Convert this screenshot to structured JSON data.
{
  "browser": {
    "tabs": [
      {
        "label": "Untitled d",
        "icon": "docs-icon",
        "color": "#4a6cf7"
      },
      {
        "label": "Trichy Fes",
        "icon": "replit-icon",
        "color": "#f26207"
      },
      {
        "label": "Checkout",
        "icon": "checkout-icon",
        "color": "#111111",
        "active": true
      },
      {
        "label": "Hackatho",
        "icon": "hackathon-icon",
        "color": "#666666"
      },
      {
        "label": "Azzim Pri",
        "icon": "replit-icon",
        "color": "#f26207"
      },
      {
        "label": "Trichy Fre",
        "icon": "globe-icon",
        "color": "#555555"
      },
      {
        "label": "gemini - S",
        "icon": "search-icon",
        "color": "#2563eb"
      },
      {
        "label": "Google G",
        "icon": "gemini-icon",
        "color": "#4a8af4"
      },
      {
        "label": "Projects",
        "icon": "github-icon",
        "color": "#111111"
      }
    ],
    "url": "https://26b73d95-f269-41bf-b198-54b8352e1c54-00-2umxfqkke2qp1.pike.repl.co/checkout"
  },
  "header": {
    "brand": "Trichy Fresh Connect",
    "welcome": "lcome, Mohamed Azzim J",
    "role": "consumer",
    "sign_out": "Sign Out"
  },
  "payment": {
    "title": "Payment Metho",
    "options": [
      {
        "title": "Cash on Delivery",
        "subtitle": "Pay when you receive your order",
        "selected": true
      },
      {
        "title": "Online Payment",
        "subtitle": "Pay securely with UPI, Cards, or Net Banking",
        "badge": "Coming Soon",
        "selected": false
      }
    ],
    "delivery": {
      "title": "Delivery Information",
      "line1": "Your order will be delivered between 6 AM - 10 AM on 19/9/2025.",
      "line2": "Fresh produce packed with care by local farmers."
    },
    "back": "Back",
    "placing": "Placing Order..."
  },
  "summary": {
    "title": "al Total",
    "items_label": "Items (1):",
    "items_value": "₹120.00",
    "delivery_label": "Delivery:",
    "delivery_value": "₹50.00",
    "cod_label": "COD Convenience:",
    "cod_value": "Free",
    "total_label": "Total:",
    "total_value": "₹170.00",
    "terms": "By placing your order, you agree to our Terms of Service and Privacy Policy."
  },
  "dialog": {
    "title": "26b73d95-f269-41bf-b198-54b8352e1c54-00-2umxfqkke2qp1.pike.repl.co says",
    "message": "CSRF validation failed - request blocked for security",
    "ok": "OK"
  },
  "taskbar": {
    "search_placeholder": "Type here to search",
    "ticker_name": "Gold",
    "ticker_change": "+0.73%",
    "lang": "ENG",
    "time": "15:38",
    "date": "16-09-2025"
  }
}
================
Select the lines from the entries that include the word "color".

**RESULT:**
        "color": "#4a6cf7"
        "color": "#f26207"
        "color": "#111111",
        "color": "#666666"
        "color": "#f26207"
        "color": "#555555"
        "color": "#2563eb"
        "color": "#4a8af4"
        "color": "#111111"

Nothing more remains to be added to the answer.